Background Due to the approval of new biological treatments (BT) with innovative mechanisms of action (MOA), patients have more options to achieve clinical remission.
Purpose To analyse the reasons for switching to BT, evaluate their effectiveness and the costs associated.
Material and methods Retrospective study conducted between January to December 2017 in a regional hospital with a reference area of 1 10 000 inhabitants and 220 BT.
All patients who switched their BT were included. Data on relevant patient characteristics, diagnostics and treatment were collected.
Total drug costs were calculated from Botplus (September 2018). In the case of weight-dependent doses a standard weight of 70 kg had been considered.
Statistical analysis was carried out with SPSS Statistics v.22.
Results Thirty-eight (19.0%) patients were included; 12 (31.6%) males; and 48.9 (12.5) years’ old.
Distribution by diagnostics: 17 (44.7%) rheumatoid arthritis (RA), eight (21.1%) spondyloarthropathies, five (13.1%) psoriatic arthritis, three (7.9%) psoriasis, three (7.9) Crohn’s disease and two (5.3%) ulcerative colitis.
In 32 (84.2%) patients, the specialist waited for a minimum of 12 weeks to switch to BT (except in cases of adverse effects). Nineteen (50.0%) patients had received more than one BT previously.

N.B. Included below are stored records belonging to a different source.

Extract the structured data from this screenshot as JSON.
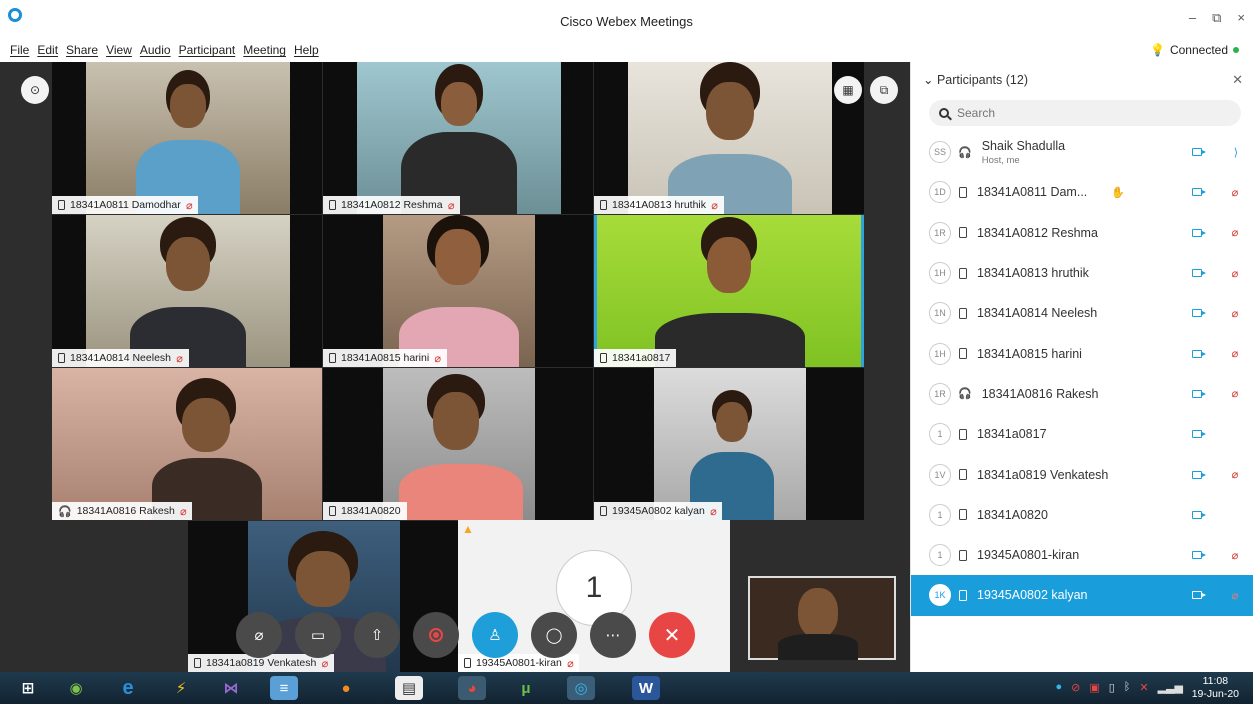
{
  "window": {
    "title": "Cisco Webex Meetings",
    "minimize": "–",
    "restore": "⧉",
    "close": "×"
  },
  "menu": [
    "File",
    "Edit",
    "Share",
    "View",
    "Audio",
    "Participant",
    "Meeting",
    "Help"
  ],
  "status": {
    "connection": "Connected",
    "dot_color": "#2bb24c"
  },
  "video_tiles": [
    {
      "name": "18341A0811 Damodhar",
      "muted": true,
      "device": "phone"
    },
    {
      "name": "18341A0812 Reshma",
      "muted": true,
      "device": "phone"
    },
    {
      "name": "18341A0813 hruthik",
      "muted": true,
      "device": "phone"
    },
    {
      "name": "18341A0814 Neelesh",
      "muted": true,
      "device": "phone"
    },
    {
      "name": "18341A0815 harini",
      "muted": true,
      "device": "phone"
    },
    {
      "name": "18341a0817",
      "muted": false,
      "device": "phone",
      "active": true
    },
    {
      "name": "18341A0816 Rakesh",
      "muted": true,
      "device": "headset"
    },
    {
      "name": "18341A0820",
      "muted": false,
      "device": "phone"
    },
    {
      "name": "19345A0802 kalyan",
      "muted": true,
      "device": "phone"
    },
    {
      "name": "18341a0819 Venkatesh",
      "muted": true,
      "device": "phone"
    },
    {
      "name": "19345A0801-kiran",
      "muted": true,
      "device": "phone"
    }
  ],
  "overflow_count": "1",
  "controls": [
    "mute-mic",
    "stop-video",
    "share",
    "record",
    "participants",
    "chat",
    "more",
    "leave"
  ],
  "participants_panel": {
    "title": "Participants (12)",
    "search_placeholder": "Search",
    "list": [
      {
        "initials": "SS",
        "name": "Shaik  Shadulla",
        "sub": "Host, me",
        "device": "headset",
        "video": true,
        "mic": "on"
      },
      {
        "initials": "1D",
        "name": "18341A0811 Dam...",
        "device": "phone",
        "video": true,
        "mic": "muted",
        "hand": true
      },
      {
        "initials": "1R",
        "name": "18341A0812 Reshma",
        "device": "phone",
        "video": true,
        "mic": "muted"
      },
      {
        "initials": "1H",
        "name": "18341A0813 hruthik",
        "device": "phone",
        "video": true,
        "mic": "muted"
      },
      {
        "initials": "1N",
        "name": "18341A0814 Neelesh",
        "device": "phone",
        "video": true,
        "mic": "muted"
      },
      {
        "initials": "1H",
        "name": "18341A0815 harini",
        "device": "phone",
        "video": true,
        "mic": "muted"
      },
      {
        "initials": "1R",
        "name": "18341A0816 Rakesh",
        "device": "headset",
        "video": true,
        "mic": "muted"
      },
      {
        "initials": "1",
        "name": "18341a0817",
        "device": "phone",
        "video": true,
        "mic": "none"
      },
      {
        "initials": "1V",
        "name": "18341a0819 Venkatesh",
        "device": "phone",
        "video": true,
        "mic": "muted"
      },
      {
        "initials": "1",
        "name": "18341A0820",
        "device": "phone",
        "video": true,
        "mic": "none"
      },
      {
        "initials": "1",
        "name": "19345A0801-kiran",
        "device": "phone",
        "video": true,
        "mic": "muted"
      },
      {
        "initials": "1K",
        "name": "19345A0802 kalyan",
        "device": "phone",
        "video": true,
        "mic": "muted",
        "selected": true
      }
    ]
  },
  "taskbar": {
    "apps": [
      "windows-start",
      "network-globe",
      "internet-explorer",
      "winamp",
      "visual-studio",
      "notepad",
      "firefox",
      "calculator",
      "chrome",
      "utorrent",
      "webex",
      "word"
    ],
    "tray_icons": [
      "webex-tray",
      "cancel-tray",
      "acrobat-tray",
      "tablet-tray",
      "bluetooth-tray",
      "network-off-tray",
      "signal-tray"
    ],
    "time": "11:08",
    "date": "19-Jun-20"
  }
}
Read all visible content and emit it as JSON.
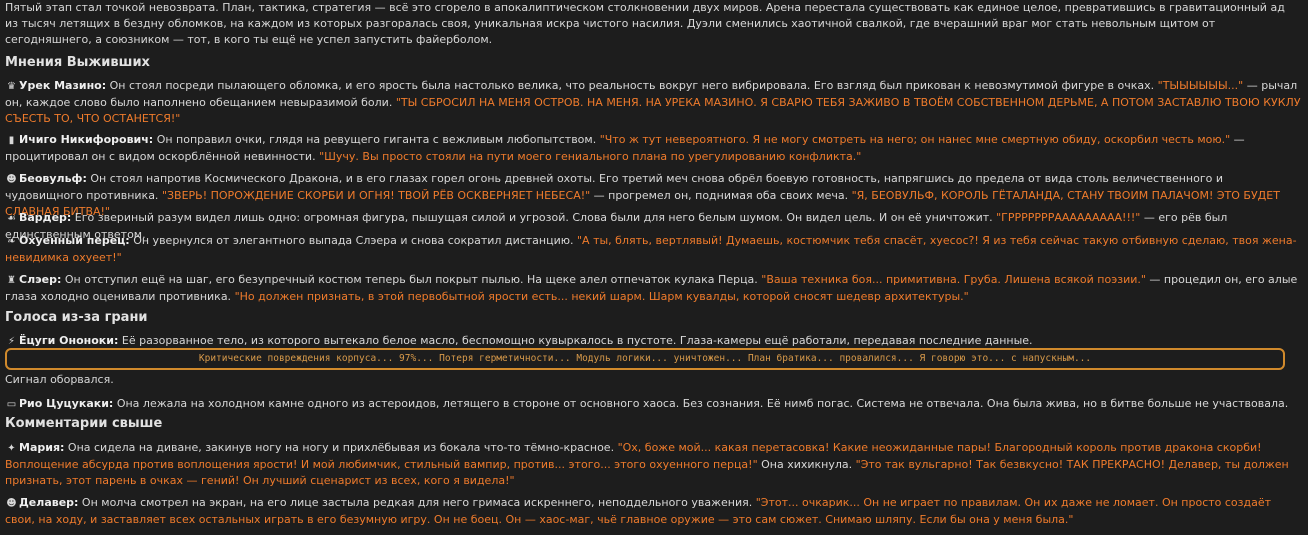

Two BT (infliximab) vs one BT (etanercept) were biosimilars.
Previous vs new BT: 31 (81.6%) vs 14 (36.8%) anti-TNFα and seven (18.4%) vs 24 (63.2%) drugs with different MOA (Chi square 15.75; p<0.001). Only four (10.5%) patients remained with an anti-TNFα after the switch.
Reasons for switching: 29 (76.3%) loss or lack of response, eight (21.1%) adverse effects and one (2.6%) new comorbidity that contraindicated the BT.
At the moment of the analysis, 22 (57.9%) BT remained active while 16 (42.1%) were stopped or switched again. Among the 22 patients in the same BT, 10 (45.6%) were in remission, six (27.2%) had low activity and six (27.2%) had moderate activity of the disease.
The incremental cost of switching was €46,908.75 annually.
Switching of BT in our hospital is common. The most frequent reasons were the loss or lack of response and the presence of adverse effects.
In most of the cases, there was a change in the pharmacological target, although in recent published studies the proportion of TNF cyclers and MOA switchers is similar.1
Despite the switching of BT, the rate of response was high.
Switching BT meant an increase to our budget.
References and/or acknowledgements 1. Adv Ther2017;34:1936–52.
No conflict of interest.